The mosaic is clearly the work of Space Invader, an anonymous Paris street artist whose ‘invasions’ have now spread to cities around the world. The little building on the angle of rue Mouffetard and rue du Pot-de-Fer is the Fontaine du Pot-de-Fer installed in 1621 and reconstructed in its present form in 1671 as a public water supply for the parish of St Medard.
The fountain’s single tap (more clearly visible in this 1857 photo by Eugène Atget) was supplied by a branch from the Medici aqueduct, built on the order of Mairie de Medicis to bring water from a spring at Rungis to the capital. Clean water for the common people wasn’t the queen’s primary concern. Royal palaces and gardens had first call on the water supply, followed by the many convents and monasteries in what were then the southern suburbs of Paris. One tap for the parish wasn’t much but must have been a welcome public asset when the alternative was fetching water from the river Bièvre.

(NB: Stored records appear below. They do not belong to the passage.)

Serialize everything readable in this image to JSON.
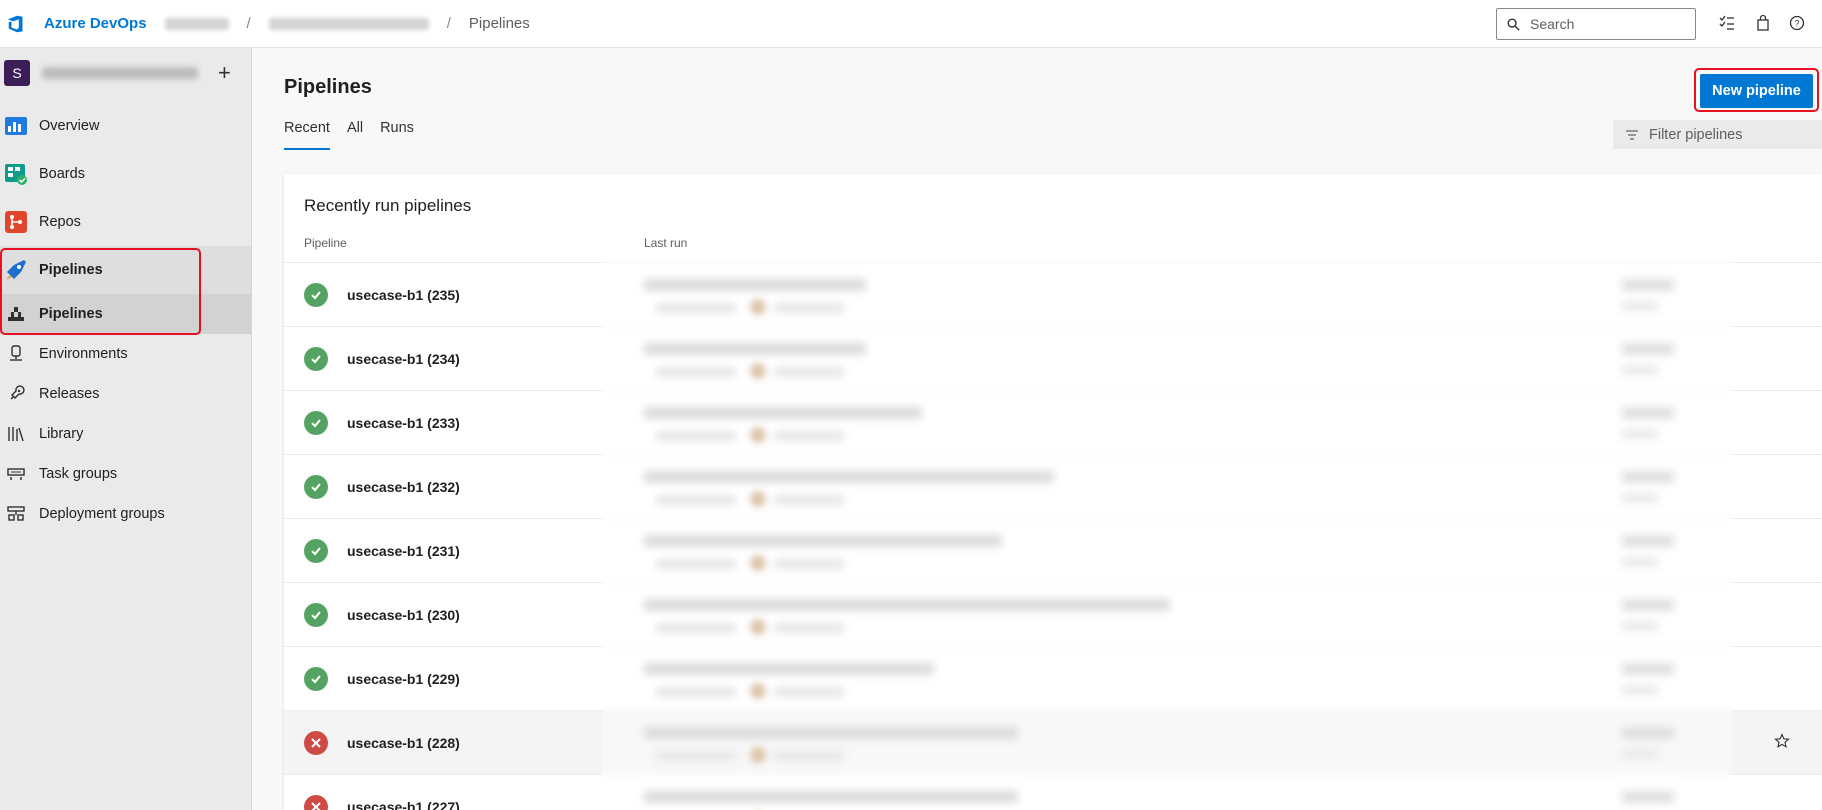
{
  "topbar": {
    "brand": "Azure DevOps",
    "breadcrumb_sep": "/",
    "breadcrumb_current": "Pipelines",
    "search_placeholder": "Search"
  },
  "sidebar": {
    "project_initial": "S",
    "items": [
      {
        "label": "Overview",
        "icon": "overview-icon"
      },
      {
        "label": "Boards",
        "icon": "boards-icon"
      },
      {
        "label": "Repos",
        "icon": "repos-icon"
      },
      {
        "label": "Pipelines",
        "icon": "pipelines-icon"
      },
      {
        "label": "Pipelines",
        "icon": "pipelines-sub-icon"
      },
      {
        "label": "Environments",
        "icon": "environments-icon"
      },
      {
        "label": "Releases",
        "icon": "releases-icon"
      },
      {
        "label": "Library",
        "icon": "library-icon"
      },
      {
        "label": "Task groups",
        "icon": "task-groups-icon"
      },
      {
        "label": "Deployment groups",
        "icon": "deployment-groups-icon"
      }
    ]
  },
  "main": {
    "title": "Pipelines",
    "new_button": "New pipeline",
    "tabs": [
      "Recent",
      "All",
      "Runs"
    ],
    "filter_placeholder": "Filter pipelines",
    "card_title": "Recently run pipelines",
    "col_pipeline": "Pipeline",
    "col_last_run": "Last run",
    "rows": [
      {
        "name": "usecase-b1 (235)",
        "status": "succeeded"
      },
      {
        "name": "usecase-b1 (234)",
        "status": "succeeded"
      },
      {
        "name": "usecase-b1 (233)",
        "status": "succeeded"
      },
      {
        "name": "usecase-b1 (232)",
        "status": "succeeded"
      },
      {
        "name": "usecase-b1 (231)",
        "status": "succeeded"
      },
      {
        "name": "usecase-b1 (230)",
        "status": "succeeded"
      },
      {
        "name": "usecase-b1 (229)",
        "status": "succeeded"
      },
      {
        "name": "usecase-b1 (228)",
        "status": "failed"
      },
      {
        "name": "usecase-b1 (227)",
        "status": "failed"
      }
    ]
  },
  "colors": {
    "accent": "#0078d4",
    "success": "#55a362",
    "failure": "#cd4a45",
    "highlight_border": "#e81123"
  }
}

The Fontaine has survived remarkably unchanged as the city’s water supply system has grown, changed and developed. The tap still works today though the source of water is no longer the original spring. Is the new addition an act of vandalism or an artistic tribute to a local landmark? I’ll leave you to decide.